=== Section Start ===
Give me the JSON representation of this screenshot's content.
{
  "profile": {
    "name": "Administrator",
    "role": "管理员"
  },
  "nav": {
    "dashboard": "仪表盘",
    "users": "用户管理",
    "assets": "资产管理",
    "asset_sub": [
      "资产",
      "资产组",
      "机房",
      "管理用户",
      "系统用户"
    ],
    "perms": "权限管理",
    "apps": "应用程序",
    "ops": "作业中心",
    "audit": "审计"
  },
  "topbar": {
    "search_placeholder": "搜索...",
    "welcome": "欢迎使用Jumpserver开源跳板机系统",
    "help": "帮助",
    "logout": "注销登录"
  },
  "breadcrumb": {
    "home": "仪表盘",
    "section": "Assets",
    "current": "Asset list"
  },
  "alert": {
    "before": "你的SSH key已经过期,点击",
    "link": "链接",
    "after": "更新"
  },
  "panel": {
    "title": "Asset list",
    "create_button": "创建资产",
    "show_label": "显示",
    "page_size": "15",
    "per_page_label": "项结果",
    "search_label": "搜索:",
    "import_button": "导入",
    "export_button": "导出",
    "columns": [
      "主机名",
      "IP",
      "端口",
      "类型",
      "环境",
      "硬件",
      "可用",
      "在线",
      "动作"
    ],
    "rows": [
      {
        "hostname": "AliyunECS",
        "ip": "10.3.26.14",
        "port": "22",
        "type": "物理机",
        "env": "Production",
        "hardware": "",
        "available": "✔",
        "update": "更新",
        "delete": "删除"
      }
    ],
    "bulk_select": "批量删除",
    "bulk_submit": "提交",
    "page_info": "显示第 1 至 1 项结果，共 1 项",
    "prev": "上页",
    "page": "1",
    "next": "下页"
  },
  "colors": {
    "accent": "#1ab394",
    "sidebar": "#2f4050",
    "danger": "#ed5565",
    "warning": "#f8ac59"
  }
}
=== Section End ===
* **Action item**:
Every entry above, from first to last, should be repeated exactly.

* **Solution to the exercise**:
Give me the JSON representation of this screenshot's content.
{
  "profile": {
    "name": "Administrator",
    "role": "管理员"
  },
  "nav": {
    "dashboard": "仪表盘",
    "users": "用户管理",
    "assets": "资产管理",
    "asset_sub": [
      "资产",
      "资产组",
      "机房",
      "管理用户",
      "系统用户"
    ],
    "perms": "权限管理",
    "apps": "应用程序",
    "ops": "作业中心",
    "audit": "审计"
  },
  "topbar": {
    "search_placeholder": "搜索...",
    "welcome": "欢迎使用Jumpserver开源跳板机系统",
    "help": "帮助",
    "logout": "注销登录"
  },
  "breadcrumb": {
    "home": "仪表盘",
    "section": "Assets",
    "current": "Asset list"
  },
  "alert": {
    "before": "你的SSH key已经过期,点击",
    "link": "链接",
    "after": "更新"
  },
  "panel": {
    "title": "Asset list",
    "create_button": "创建资产",
    "show_label": "显示",
    "page_size": "15",
    "per_page_label": "项结果",
    "search_label": "搜索:",
    "import_button": "导入",
    "export_button": "导出",
    "columns": [
      "主机名",
      "IP",
      "端口",
      "类型",
      "环境",
      "硬件",
      "可用",
      "在线",
      "动作"
    ],
    "rows": [
      {
        "hostname": "AliyunECS",
        "ip": "10.3.26.14",
        "port": "22",
        "type": "物理机",
        "env": "Production",
        "hardware": "",
        "available": "✔",
        "update": "更新",
        "delete": "删除"
      }
    ],
    "bulk_select": "批量删除",
    "bulk_submit": "提交",
    "page_info": "显示第 1 至 1 项结果，共 1 项",
    "prev": "上页",
    "page": "1",
    "next": "下页"
  },
  "colors": {
    "accent": "#1ab394",
    "sidebar": "#2f4050",
    "danger": "#ed5565",
    "warning": "#f8ac59"
  }
}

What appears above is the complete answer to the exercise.